» **What you have to do**: Which lines of the data below include the string "change"? Return each of them.

» **Excerpted records**:
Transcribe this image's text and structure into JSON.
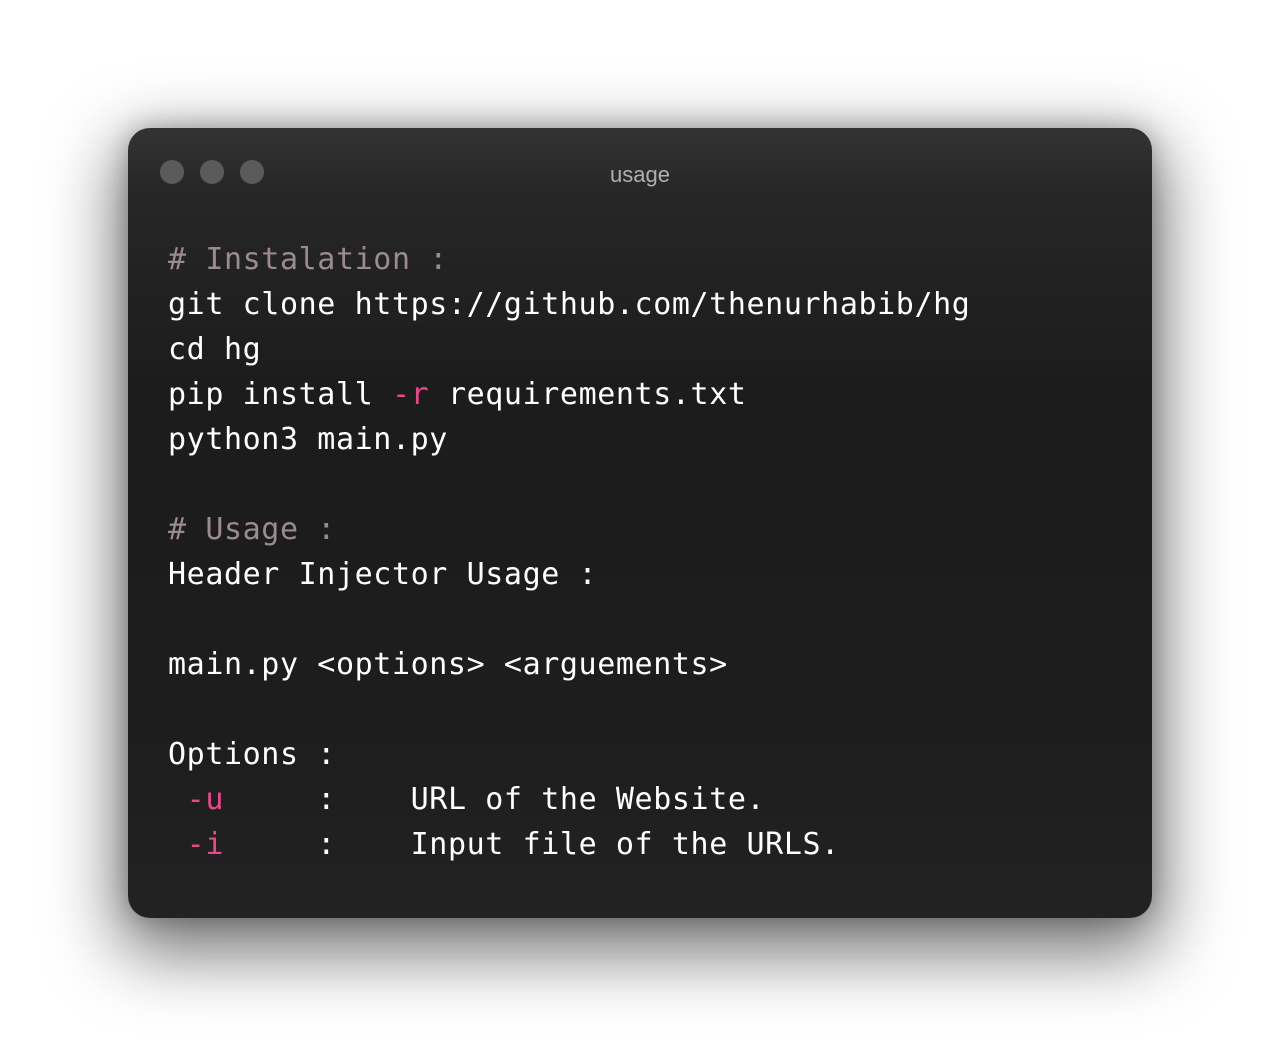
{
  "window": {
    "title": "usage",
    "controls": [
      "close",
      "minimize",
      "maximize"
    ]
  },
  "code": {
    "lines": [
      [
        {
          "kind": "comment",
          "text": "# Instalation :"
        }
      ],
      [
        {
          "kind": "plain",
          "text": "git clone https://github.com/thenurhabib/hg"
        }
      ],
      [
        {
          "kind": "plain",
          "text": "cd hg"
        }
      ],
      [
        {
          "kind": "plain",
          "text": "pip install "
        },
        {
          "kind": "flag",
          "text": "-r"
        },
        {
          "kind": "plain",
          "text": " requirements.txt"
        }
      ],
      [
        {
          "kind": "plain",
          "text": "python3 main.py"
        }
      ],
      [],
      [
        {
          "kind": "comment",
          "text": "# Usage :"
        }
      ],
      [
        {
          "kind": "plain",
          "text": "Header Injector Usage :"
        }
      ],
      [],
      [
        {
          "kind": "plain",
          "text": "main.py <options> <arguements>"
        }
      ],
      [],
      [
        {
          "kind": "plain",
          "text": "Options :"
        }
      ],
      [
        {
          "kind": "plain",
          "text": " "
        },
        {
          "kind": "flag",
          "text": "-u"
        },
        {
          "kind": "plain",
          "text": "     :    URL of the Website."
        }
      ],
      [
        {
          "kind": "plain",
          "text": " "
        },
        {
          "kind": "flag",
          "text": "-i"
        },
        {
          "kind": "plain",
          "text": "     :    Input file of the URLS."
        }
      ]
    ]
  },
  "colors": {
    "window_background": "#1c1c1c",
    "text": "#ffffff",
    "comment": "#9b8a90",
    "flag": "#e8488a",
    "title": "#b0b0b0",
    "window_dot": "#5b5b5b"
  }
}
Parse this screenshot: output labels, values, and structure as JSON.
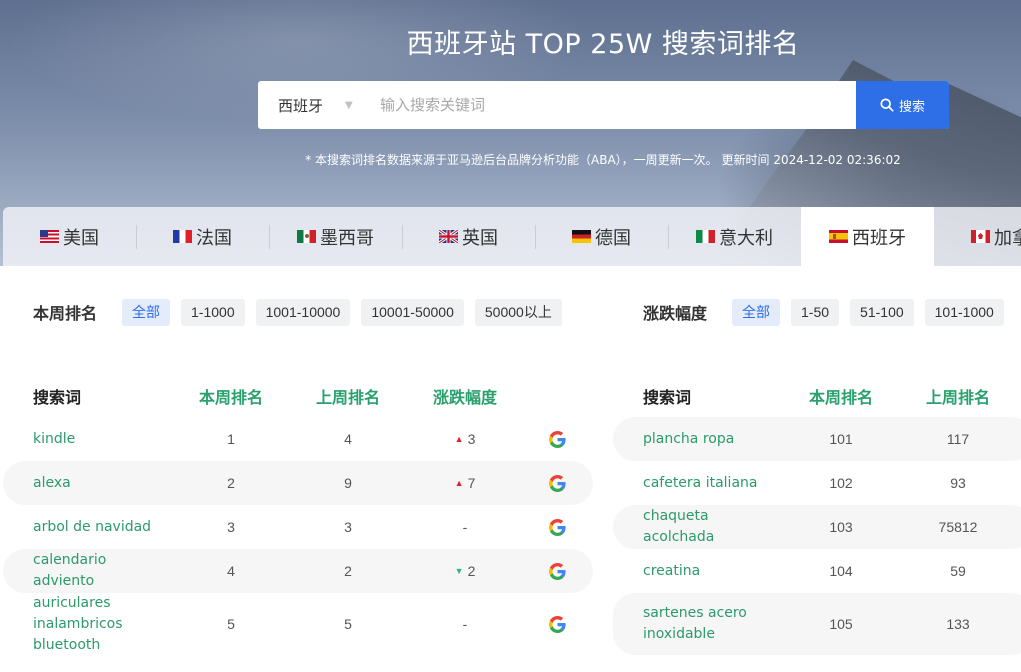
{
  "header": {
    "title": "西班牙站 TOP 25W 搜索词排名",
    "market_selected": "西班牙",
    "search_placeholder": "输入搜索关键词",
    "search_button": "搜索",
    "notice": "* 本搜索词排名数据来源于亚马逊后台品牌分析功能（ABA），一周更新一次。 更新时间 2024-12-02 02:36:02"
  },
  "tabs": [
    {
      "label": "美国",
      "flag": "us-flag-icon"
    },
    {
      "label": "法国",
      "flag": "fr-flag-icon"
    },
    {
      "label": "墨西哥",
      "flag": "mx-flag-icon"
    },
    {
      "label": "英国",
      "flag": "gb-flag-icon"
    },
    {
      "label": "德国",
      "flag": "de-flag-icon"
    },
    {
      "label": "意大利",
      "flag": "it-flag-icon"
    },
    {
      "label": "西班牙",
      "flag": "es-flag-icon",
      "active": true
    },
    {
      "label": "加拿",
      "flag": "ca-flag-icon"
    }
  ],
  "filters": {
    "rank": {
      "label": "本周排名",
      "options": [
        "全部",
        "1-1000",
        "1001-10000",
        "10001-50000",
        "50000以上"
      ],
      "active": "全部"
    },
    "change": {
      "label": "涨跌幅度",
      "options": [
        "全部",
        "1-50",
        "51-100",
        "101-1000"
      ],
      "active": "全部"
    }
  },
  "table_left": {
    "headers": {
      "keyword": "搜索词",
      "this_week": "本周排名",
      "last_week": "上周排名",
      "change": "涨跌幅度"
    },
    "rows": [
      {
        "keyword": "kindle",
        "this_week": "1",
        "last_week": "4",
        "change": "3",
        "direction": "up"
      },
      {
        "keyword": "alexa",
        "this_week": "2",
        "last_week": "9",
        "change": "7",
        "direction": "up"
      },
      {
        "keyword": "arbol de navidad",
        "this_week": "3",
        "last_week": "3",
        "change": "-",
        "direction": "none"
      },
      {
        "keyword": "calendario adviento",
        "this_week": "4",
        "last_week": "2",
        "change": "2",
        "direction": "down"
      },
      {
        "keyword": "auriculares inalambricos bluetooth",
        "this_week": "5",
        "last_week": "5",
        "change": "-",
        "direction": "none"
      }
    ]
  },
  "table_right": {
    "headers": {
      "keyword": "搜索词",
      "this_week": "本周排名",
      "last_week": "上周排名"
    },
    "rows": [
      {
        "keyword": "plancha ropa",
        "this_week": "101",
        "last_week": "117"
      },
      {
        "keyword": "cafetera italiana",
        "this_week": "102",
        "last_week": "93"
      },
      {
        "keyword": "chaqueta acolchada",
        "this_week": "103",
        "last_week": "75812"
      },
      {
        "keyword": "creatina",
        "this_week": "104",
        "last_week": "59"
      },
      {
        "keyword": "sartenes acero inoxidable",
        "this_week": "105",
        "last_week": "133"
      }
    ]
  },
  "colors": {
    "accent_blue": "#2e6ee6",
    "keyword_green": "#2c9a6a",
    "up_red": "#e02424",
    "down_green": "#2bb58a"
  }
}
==
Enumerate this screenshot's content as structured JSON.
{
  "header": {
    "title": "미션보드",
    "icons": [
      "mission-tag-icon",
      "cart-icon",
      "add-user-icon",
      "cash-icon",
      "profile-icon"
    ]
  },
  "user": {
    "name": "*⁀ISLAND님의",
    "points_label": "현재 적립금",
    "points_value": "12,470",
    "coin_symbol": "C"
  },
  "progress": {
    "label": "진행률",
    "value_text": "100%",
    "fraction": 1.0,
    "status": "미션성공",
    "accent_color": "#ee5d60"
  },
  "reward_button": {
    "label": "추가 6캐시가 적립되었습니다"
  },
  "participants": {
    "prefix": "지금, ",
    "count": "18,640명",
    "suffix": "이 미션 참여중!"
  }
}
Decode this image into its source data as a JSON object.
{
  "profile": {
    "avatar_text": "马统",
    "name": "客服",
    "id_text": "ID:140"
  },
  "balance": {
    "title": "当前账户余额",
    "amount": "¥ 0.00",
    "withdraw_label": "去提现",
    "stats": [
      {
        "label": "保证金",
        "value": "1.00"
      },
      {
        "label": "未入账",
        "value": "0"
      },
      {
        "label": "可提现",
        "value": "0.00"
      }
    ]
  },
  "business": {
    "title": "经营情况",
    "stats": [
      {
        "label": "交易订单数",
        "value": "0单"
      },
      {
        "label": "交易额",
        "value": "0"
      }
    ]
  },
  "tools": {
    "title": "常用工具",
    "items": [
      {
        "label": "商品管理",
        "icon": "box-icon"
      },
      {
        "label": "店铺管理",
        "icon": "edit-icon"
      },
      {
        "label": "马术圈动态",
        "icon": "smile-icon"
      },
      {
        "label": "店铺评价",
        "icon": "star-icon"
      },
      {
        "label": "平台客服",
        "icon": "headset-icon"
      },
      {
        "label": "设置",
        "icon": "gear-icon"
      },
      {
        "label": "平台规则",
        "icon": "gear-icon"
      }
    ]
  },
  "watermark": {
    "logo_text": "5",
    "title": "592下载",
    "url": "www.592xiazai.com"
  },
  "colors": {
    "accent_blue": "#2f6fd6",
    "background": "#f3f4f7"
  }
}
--
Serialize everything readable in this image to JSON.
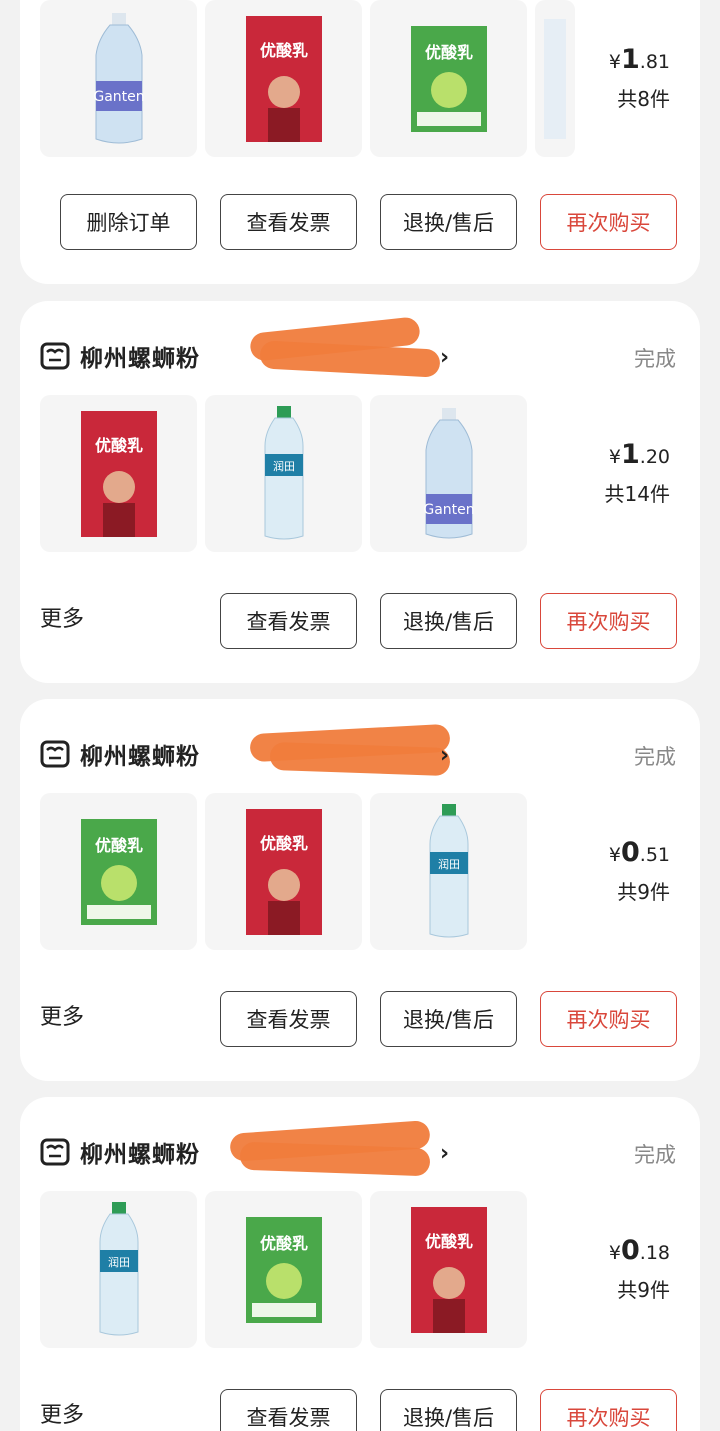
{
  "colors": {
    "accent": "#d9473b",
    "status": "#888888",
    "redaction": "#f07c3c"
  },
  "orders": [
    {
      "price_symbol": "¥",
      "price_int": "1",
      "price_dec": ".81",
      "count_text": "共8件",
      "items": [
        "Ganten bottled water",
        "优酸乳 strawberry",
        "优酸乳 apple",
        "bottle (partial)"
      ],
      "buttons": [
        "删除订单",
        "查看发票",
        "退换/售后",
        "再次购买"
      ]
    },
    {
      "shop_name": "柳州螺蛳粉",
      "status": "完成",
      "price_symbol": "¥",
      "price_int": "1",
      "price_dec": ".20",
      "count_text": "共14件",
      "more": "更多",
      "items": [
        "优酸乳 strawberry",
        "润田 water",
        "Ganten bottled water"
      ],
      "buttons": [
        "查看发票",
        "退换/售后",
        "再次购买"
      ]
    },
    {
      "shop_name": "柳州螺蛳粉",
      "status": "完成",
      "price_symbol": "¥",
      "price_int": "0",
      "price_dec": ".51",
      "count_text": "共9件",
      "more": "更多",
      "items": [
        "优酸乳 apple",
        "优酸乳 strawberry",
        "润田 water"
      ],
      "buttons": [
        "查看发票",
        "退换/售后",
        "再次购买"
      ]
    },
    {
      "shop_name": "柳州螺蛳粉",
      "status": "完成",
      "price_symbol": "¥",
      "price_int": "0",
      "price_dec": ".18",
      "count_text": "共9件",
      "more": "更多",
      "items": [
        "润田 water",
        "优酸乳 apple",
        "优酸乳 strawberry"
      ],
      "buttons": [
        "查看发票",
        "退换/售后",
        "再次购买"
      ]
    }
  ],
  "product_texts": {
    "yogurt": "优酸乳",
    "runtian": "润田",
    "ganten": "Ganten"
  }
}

» **Finished exercise**:
    "change": {
      "change": "涨跌幅度"
        "change": "3",
        "change": "7",
        "change": "-",
        "change": "2",
        "change": "-",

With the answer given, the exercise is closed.